In the past, the area was neglected in terms of infrastructure development as well as all basic services, which directly affected the livelihood of the people. The local people were deprived of the benefits of access, safe drinking water supply and electricity. Education and health services were almost non-existent. Since no other economic opportunities were available, they had to depend on marginal agriculture, animal husbandry and exploitation of natural resources for survival. As Manaslu is a food deficit region, high dependency on natural resources was constantly straining the capacity of the ecosystem. Due to the semi-restricted status of the region that adjoins the Tibet Autonomous Region of China, MCA doesn't attract as many tourists in comparison to its neighboring Annapurna region, this although tourism is on an ever-increasing trend, with a record more than 7000 trekkers visiting MCA in 2018.

Manaslu has a lot to offer to trekkers, from the beautiful scenery of the majestic Himalayan ranges and high altitude glacier lakes to rich biological and cultural diversity. Ecologically MCA has a diverse range of habitats which boasts many rare flora and fauna such as Snow leopard, Lynx, Musk deer, Red fox, Jackal, Brown bear and their prey species such as Blue sheep, Himalayan tahr, Himalayan serow, Wooly hare and Himalayan marmot. It is also home to a variety of birds like Snow partridge, Tibetan snowcock, Chukor partridge, Himalayan griffon, Golden eagle, among others, including diverse plant communities.

The culture of the people in the region is equally unique with most people of Tibetan origin following Buddhism. Economically, the people rely on agriculture and animal husbandry system, and are very dependent on natural resources for firewood, timber and medicinal plants. They are also engaged in trade and tourism related enterprises. Agricultural production is very limited due to limited agriculture land, lack of irrigation, low temperature for long periods and low rainfall.

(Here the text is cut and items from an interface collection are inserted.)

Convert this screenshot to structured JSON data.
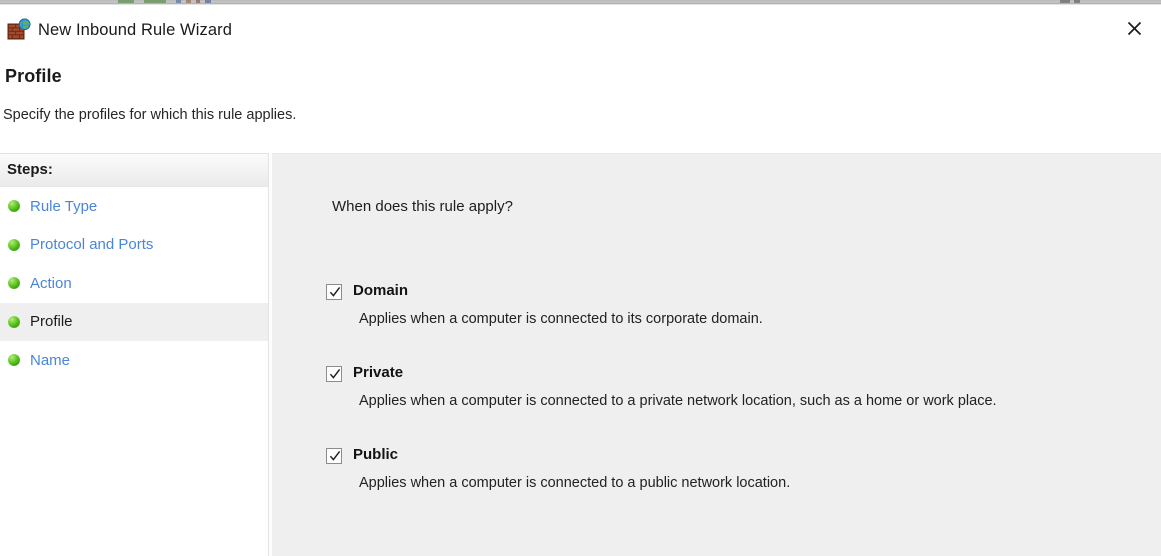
{
  "window": {
    "title": "New Inbound Rule Wizard",
    "icon": "firewall-globe-icon",
    "close_label": "✕"
  },
  "header": {
    "title": "Profile",
    "subtitle": "Specify the profiles for which this rule applies."
  },
  "sidebar": {
    "header": "Steps:",
    "items": [
      {
        "label": "Rule Type",
        "active": false
      },
      {
        "label": "Protocol and Ports",
        "active": false
      },
      {
        "label": "Action",
        "active": false
      },
      {
        "label": "Profile",
        "active": true
      },
      {
        "label": "Name",
        "active": false
      }
    ]
  },
  "content": {
    "question": "When does this rule apply?",
    "profiles": [
      {
        "label": "Domain",
        "checked": true,
        "description": "Applies when a computer is connected to its corporate domain."
      },
      {
        "label": "Private",
        "checked": true,
        "description": "Applies when a computer is connected to a private network location, such as a home or work place."
      },
      {
        "label": "Public",
        "checked": true,
        "description": "Applies when a computer is connected to a public network location."
      }
    ]
  },
  "colors": {
    "link": "#4a86d8",
    "bullet_green": "#4fbf18",
    "panel_bg": "#efefef",
    "active_row_bg": "#efefef",
    "text": "#1c1c1c"
  }
}
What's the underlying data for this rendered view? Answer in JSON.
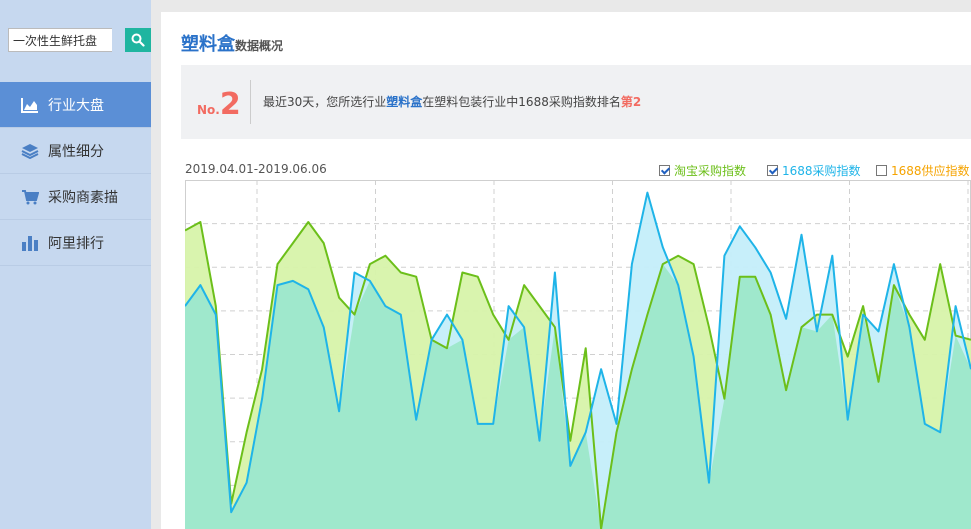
{
  "sidebar": {
    "search": {
      "value": "一次性生鲜托盘"
    },
    "items": [
      {
        "label": "行业大盘",
        "icon": "area-chart-icon",
        "active": true
      },
      {
        "label": "属性细分",
        "icon": "layers-icon",
        "active": false
      },
      {
        "label": "采购商素描",
        "icon": "cart-icon",
        "active": false
      },
      {
        "label": "阿里排行",
        "icon": "bar-chart-icon",
        "active": false
      }
    ]
  },
  "header": {
    "title_main": "塑料盒",
    "title_sub": "数据概况"
  },
  "rank": {
    "no_label": "No.",
    "no_value": "2",
    "text_prefix": "最近30天，您所选行业",
    "category": "塑料盒",
    "text_middle": "在塑料包装行业中1688采购指数排名",
    "rank_text": "第2"
  },
  "date_range": "2019.04.01-2019.06.06",
  "colors": {
    "taobao": "#6cbf1a",
    "taobao_fill": "#d7f3aa",
    "purchase": "#1fb4e8",
    "purchase_fill": "#c4eefa",
    "overlap_fill": "#9fe8cc",
    "supply": "#f5a300",
    "accent": "#2a72c9",
    "rank_red": "#f26b61"
  },
  "chart_data": {
    "type": "area",
    "title": "",
    "xlabel": "",
    "ylabel": "",
    "grid": true,
    "legend_position": "top-right",
    "series": [
      {
        "name": "淘宝采购指数",
        "checked": true,
        "values": [
          68,
          70,
          50,
          3,
          20,
          35,
          60,
          65,
          70,
          65,
          52,
          48,
          60,
          62,
          58,
          57,
          42,
          40,
          58,
          57,
          48,
          42,
          55,
          50,
          45,
          18,
          40,
          -3,
          20,
          35,
          48,
          60,
          62,
          60,
          45,
          28,
          57,
          57,
          48,
          30,
          45,
          48,
          48,
          38,
          50,
          32,
          55,
          48,
          42,
          60,
          43,
          42
        ]
      },
      {
        "name": "1688采购指数",
        "checked": true,
        "values": [
          50,
          55,
          48,
          1,
          8,
          28,
          55,
          56,
          54,
          45,
          25,
          58,
          56,
          50,
          48,
          23,
          42,
          48,
          42,
          22,
          22,
          50,
          45,
          18,
          58,
          12,
          20,
          35,
          22,
          60,
          77,
          64,
          55,
          38,
          8,
          62,
          69,
          64,
          58,
          47,
          67,
          44,
          62,
          23,
          48,
          44,
          60,
          45,
          22,
          20,
          50,
          35
        ]
      },
      {
        "name": "1688供应指数",
        "checked": false,
        "values": []
      }
    ],
    "ylim": [
      -3,
      80
    ]
  }
}
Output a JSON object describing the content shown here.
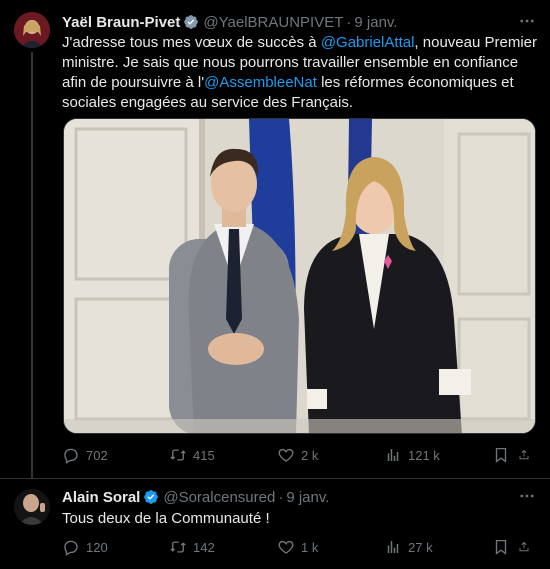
{
  "tweet1": {
    "name": "Yaël Braun-Pivet",
    "handle": "@YaelBRAUNPIVET",
    "date": "9 janv.",
    "text_parts": [
      "J'adresse tous mes vœux de succès à ",
      "@GabrielAttal",
      ", nouveau Premier ministre. Je sais que nous pourrons travailler ensemble en confiance afin de poursuivre à l'",
      "@AssembleeNat",
      " les réformes économiques et sociales engagées au service des Français."
    ],
    "replies": "702",
    "retweets": "415",
    "likes": "2 k",
    "views": "121 k"
  },
  "tweet2": {
    "name": "Alain Soral",
    "handle": "@Soralcensured",
    "date": "9 janv.",
    "text": "Tous deux de la Communauté !",
    "replies": "120",
    "retweets": "142",
    "likes": "1 k",
    "views": "27 k"
  },
  "colors": {
    "background": "#000000",
    "text": "#e7e9ea",
    "muted": "#71767b",
    "link": "#1d9bf0",
    "verified": "#1d9bf0"
  },
  "icons": [
    "verified-badge-icon",
    "more-icon",
    "reply-icon",
    "retweet-icon",
    "like-icon",
    "views-icon",
    "bookmark-icon",
    "share-icon"
  ]
}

The rich cultural heritage is evident in the several large Buddhist monasteries like Shringi Gompa in Bihi, as well as Mu and Rachen Gompas in Chhekampar. Local examples of the harmony between religion and environmental conservation can be seen throughout the region, as Lamas (religious leaders) from the monasteries prohibit any kind of violence against wildlife. This has been hugely consequential in the prosperity of wildlife in MCA.

The Trust has been implementing various field programmes in the region to motivate and mobilize the local people to take the lead in managing their own resources. Extensive programmes are undertaken to create awareness among the local people about their natural heritage so that they understand and are able to capitalize on resources sustainably. Manaslu Conservation Area is being managed through the Integrated Conservation and Development Programme (ICDP) approach that focuses on sustainable natural resource management methods placing top priority on people’s participation and in ensuring a catalytic role. 

Philim and Sirdibas are MCAP's main field offices, while its Liaison Office is in Gorkha bazaar. Likewise, two tourist check posts and information centres are in operation in Jagat and Samagaun. The project has been working with the Conservation Area Management Committees (CAMCs) to conserve biodiversity, improve livelihood of local communities and continue to implement sustainable tourism management practices in the future. Capacity of  local Conservation Area Management Committees (CAMCs) is enhanced through regular training who are entrusted with the responsibility of managing the natural resources of their region in a sustainable manner. Research is conducted regularly to develop database on biodiversity and socio-economic conditions in the region through the collection of data to record physical and social changes.


  • To conserve and sustainably manage the natural resources and rich cultural heritage; and
  • To promote ecotourism to improve livelihood of the local people in the MCA region.